TASK DIRECTIONS:
Restate all entries exactly. Skip the images.

INFORMATION GIVEN:

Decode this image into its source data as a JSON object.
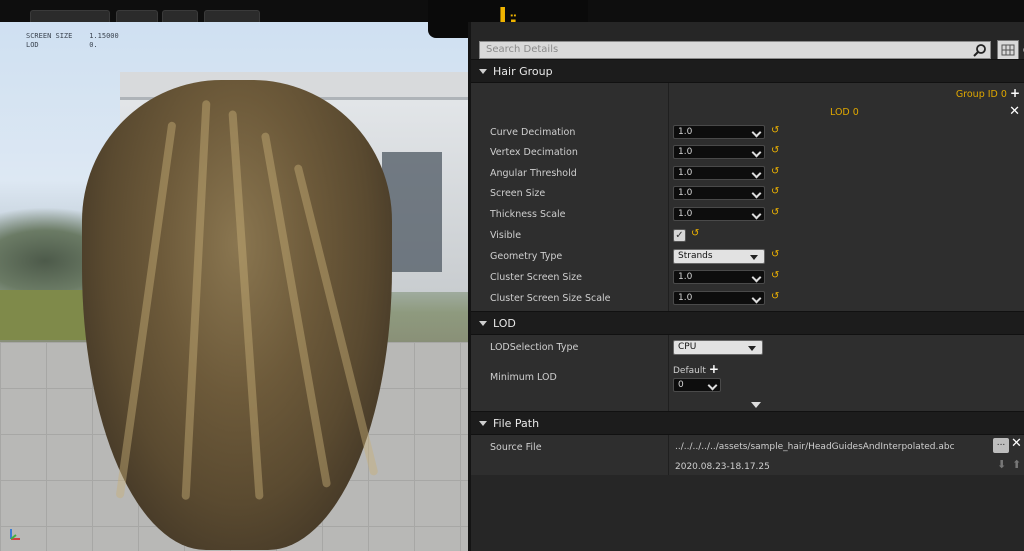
{
  "logo": {
    "text": "تا"
  },
  "viewport": {
    "stats": "SCREEN SIZE    1.15000\nLOD            0."
  },
  "details": {
    "search_placeholder": "Search Details",
    "sections": {
      "hair_group": {
        "title": "Hair Group",
        "group_id": "Group ID 0",
        "lod_label": "LOD 0",
        "rows": [
          {
            "label": "Curve Decimation",
            "value": "1.0"
          },
          {
            "label": "Vertex Decimation",
            "value": "1.0"
          },
          {
            "label": "Angular Threshold",
            "value": "1.0"
          },
          {
            "label": "Screen Size",
            "value": "1.0"
          },
          {
            "label": "Thickness Scale",
            "value": "1.0"
          }
        ],
        "visible_label": "Visible",
        "visible_checked": true,
        "geometry_type_label": "Geometry Type",
        "geometry_type_value": "Strands",
        "cluster_rows": [
          {
            "label": "Cluster Screen Size",
            "value": "1.0"
          },
          {
            "label": "Cluster Screen Size Scale",
            "value": "1.0"
          }
        ]
      },
      "lod": {
        "title": "LOD",
        "selection_label": "LODSelection Type",
        "selection_value": "CPU",
        "minimum_label": "Minimum LOD",
        "default_label": "Default",
        "minimum_value": "0"
      },
      "file_path": {
        "title": "File Path",
        "source_label": "Source File",
        "source_path": "../../../../../assets/sample_hair/HeadGuidesAndInterpolated.abc",
        "timestamp": "2020.08.23-18.17.25",
        "browse_label": "..."
      }
    }
  }
}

THE ANSWER:
Decode this image into its source data as a JSON object.
{
  "logo": {
    "text": "تا"
  },
  "viewport": {
    "stats": "SCREEN SIZE    1.15000\nLOD            0."
  },
  "details": {
    "search_placeholder": "Search Details",
    "sections": {
      "hair_group": {
        "title": "Hair Group",
        "group_id": "Group ID 0",
        "lod_label": "LOD 0",
        "rows": [
          {
            "label": "Curve Decimation",
            "value": "1.0"
          },
          {
            "label": "Vertex Decimation",
            "value": "1.0"
          },
          {
            "label": "Angular Threshold",
            "value": "1.0"
          },
          {
            "label": "Screen Size",
            "value": "1.0"
          },
          {
            "label": "Thickness Scale",
            "value": "1.0"
          }
        ],
        "visible_label": "Visible",
        "visible_checked": true,
        "geometry_type_label": "Geometry Type",
        "geometry_type_value": "Strands",
        "cluster_rows": [
          {
            "label": "Cluster Screen Size",
            "value": "1.0"
          },
          {
            "label": "Cluster Screen Size Scale",
            "value": "1.0"
          }
        ]
      },
      "lod": {
        "title": "LOD",
        "selection_label": "LODSelection Type",
        "selection_value": "CPU",
        "minimum_label": "Minimum LOD",
        "default_label": "Default",
        "minimum_value": "0"
      },
      "file_path": {
        "title": "File Path",
        "source_label": "Source File",
        "source_path": "../../../../../assets/sample_hair/HeadGuidesAndInterpolated.abc",
        "timestamp": "2020.08.23-18.17.25",
        "browse_label": "..."
      }
    }
  }
}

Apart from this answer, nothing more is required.